Web page and app entries:
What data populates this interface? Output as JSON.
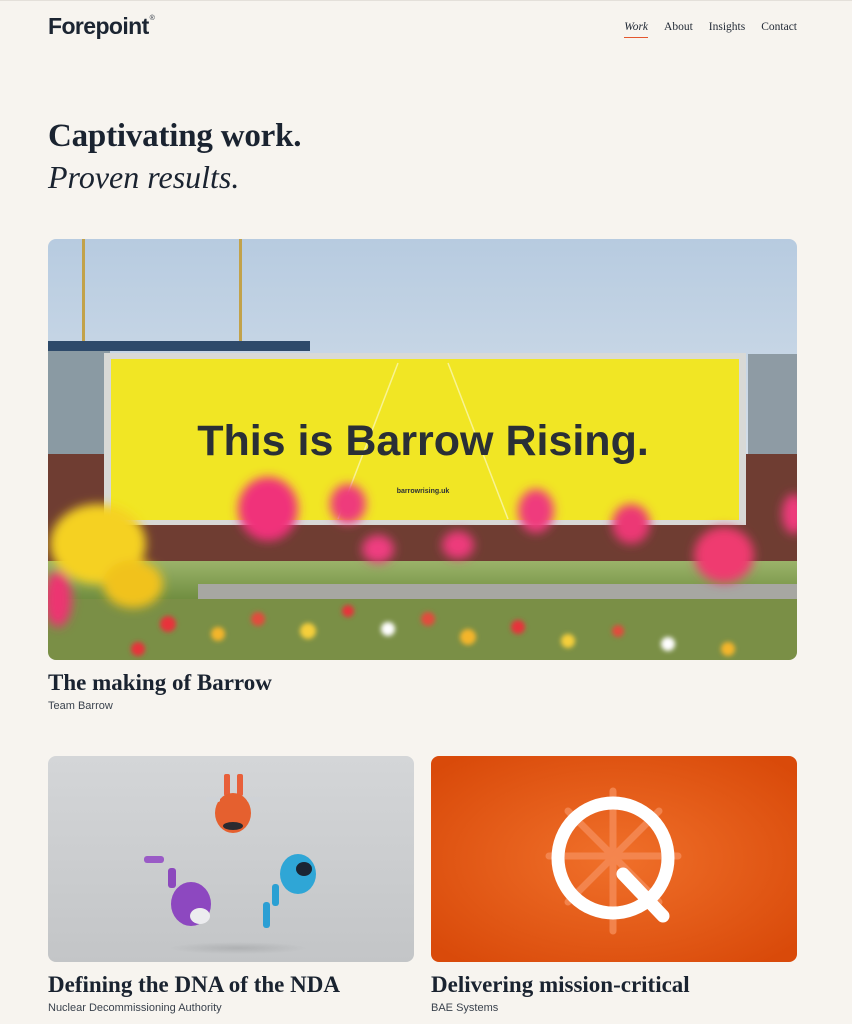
{
  "brand": {
    "name": "Forepoint",
    "mark": "®"
  },
  "nav": {
    "items": [
      {
        "label": "Work",
        "active": true
      },
      {
        "label": "About"
      },
      {
        "label": "Insights"
      },
      {
        "label": "Contact"
      }
    ]
  },
  "hero": {
    "line1": "Captivating work.",
    "line2": "Proven results."
  },
  "featured": {
    "title": "The making of Barrow",
    "client": "Team Barrow",
    "billboard_headline": "This is Barrow Rising.",
    "billboard_url": "barrowrising.uk",
    "billboard_color": "#f1e624"
  },
  "cards": [
    {
      "title": "Defining the DNA of the NDA",
      "client": "Nuclear Decommissioning Authority"
    },
    {
      "title": "Delivering mission-critical",
      "client": "BAE Systems",
      "bg_color": "#e5520c"
    }
  ],
  "colors": {
    "background": "#f7f4ef",
    "accent": "#e4572e",
    "text": "#1a2330"
  }
}
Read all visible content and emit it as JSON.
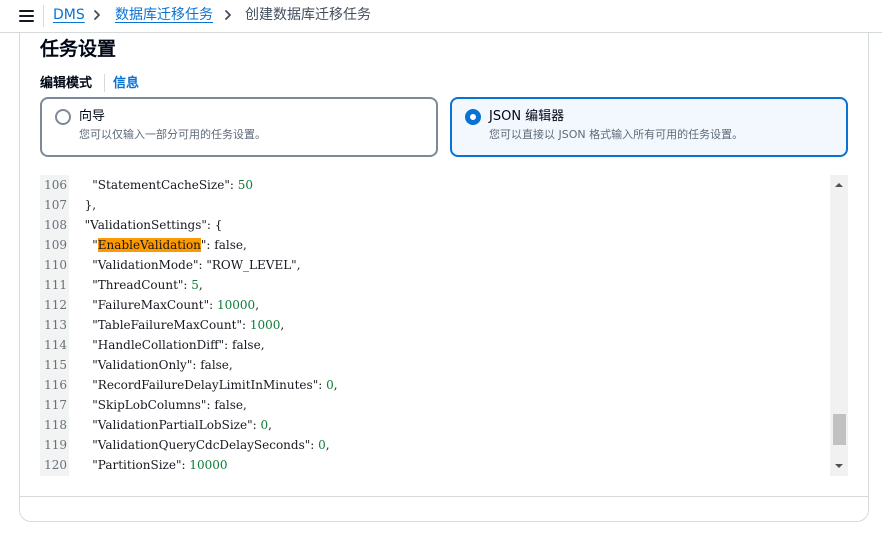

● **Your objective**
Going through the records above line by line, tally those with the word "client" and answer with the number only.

● **Solution to this task**
3